How to Make Your Brand Socially Intelligent
Social media has become increasingly important for businesses in recent years, but the question often remains, what do I do with all this data? For B-to-C industries like retail, hospitality, and food and beverage, the answer may be simpler than you think.
In order to be "socially intelligent," businesses have to understand how to extract meaningful insight out of thousands of online reviews from customers, and then know how to apply that raw feedback into practical insights they can use to grow market share. This process can be summed up in three key steps: listen, adapt and communicate.

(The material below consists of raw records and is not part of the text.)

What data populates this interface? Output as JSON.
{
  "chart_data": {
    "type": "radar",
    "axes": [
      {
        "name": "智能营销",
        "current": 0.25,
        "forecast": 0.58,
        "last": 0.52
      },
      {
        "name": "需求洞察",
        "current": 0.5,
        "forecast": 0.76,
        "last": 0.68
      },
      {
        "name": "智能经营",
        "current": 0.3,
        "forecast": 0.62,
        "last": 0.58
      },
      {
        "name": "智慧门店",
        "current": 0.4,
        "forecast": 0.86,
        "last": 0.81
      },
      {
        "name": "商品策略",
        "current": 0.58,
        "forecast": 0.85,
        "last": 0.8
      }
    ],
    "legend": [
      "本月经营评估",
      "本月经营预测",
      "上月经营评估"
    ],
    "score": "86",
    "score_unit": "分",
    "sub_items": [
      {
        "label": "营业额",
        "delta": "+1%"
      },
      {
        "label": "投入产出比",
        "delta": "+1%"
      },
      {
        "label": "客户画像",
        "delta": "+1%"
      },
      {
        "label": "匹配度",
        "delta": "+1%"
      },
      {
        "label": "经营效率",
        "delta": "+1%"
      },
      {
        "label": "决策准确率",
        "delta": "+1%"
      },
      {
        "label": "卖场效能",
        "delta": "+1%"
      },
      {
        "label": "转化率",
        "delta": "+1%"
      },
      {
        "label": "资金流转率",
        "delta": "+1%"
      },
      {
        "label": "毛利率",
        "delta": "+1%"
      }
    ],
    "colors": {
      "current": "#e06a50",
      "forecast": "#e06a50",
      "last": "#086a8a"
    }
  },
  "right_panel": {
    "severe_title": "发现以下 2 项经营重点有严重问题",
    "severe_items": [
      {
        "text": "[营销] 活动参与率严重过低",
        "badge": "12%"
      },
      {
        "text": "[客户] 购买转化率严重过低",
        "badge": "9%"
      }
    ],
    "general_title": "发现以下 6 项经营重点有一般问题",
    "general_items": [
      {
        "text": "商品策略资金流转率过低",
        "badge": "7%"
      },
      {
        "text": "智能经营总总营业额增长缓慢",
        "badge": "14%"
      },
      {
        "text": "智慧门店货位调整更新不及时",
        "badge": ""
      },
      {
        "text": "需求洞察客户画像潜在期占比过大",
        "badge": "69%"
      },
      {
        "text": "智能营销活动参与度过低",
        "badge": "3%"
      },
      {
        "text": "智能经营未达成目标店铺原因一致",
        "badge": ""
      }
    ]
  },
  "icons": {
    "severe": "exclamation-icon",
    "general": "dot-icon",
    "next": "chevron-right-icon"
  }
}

1. Listen: Faced with sifting through millions of posts on Facebook, Twitter, TripAdvisor, OpenTable and more, the process of getting information that actually benefits your business can seem like a daunting task. The first step to transforming feedback into more loyal customers is to step back and really listen. Look closely at the trends in your data and ask yourself, "Where are we hitting home runs?" and "What areas of our business are lacking?" Then apply those learnings to your operations to make on-site changes that actually improve the guest experience, be it in customer service, menu items, décor, amenities or something else.
And don't forget competitive social intelligence. One of the main benefits of examining your own open social data is that the same information is also available to your competitors. Take a look at their reviews and see how you measure up. There's a good chance you can win over new customers by matching some of their successful offerings or promoting unique offerings of your own that are performing especially well.
2. Adapt: When Nando's Peri Peri, a fast-casual restaurant chain with 34 locations around the world, rolled out new Coca-Cola Freestyle machines in its Washington, D.C. restaurants, it was excited to be one of the first businesses in the city to do so. Its restaurant operators were less pleased. Bothered by the long lines and perceived customer confusion, they thought that people were unhappy and that the new Coke machines were never going to work.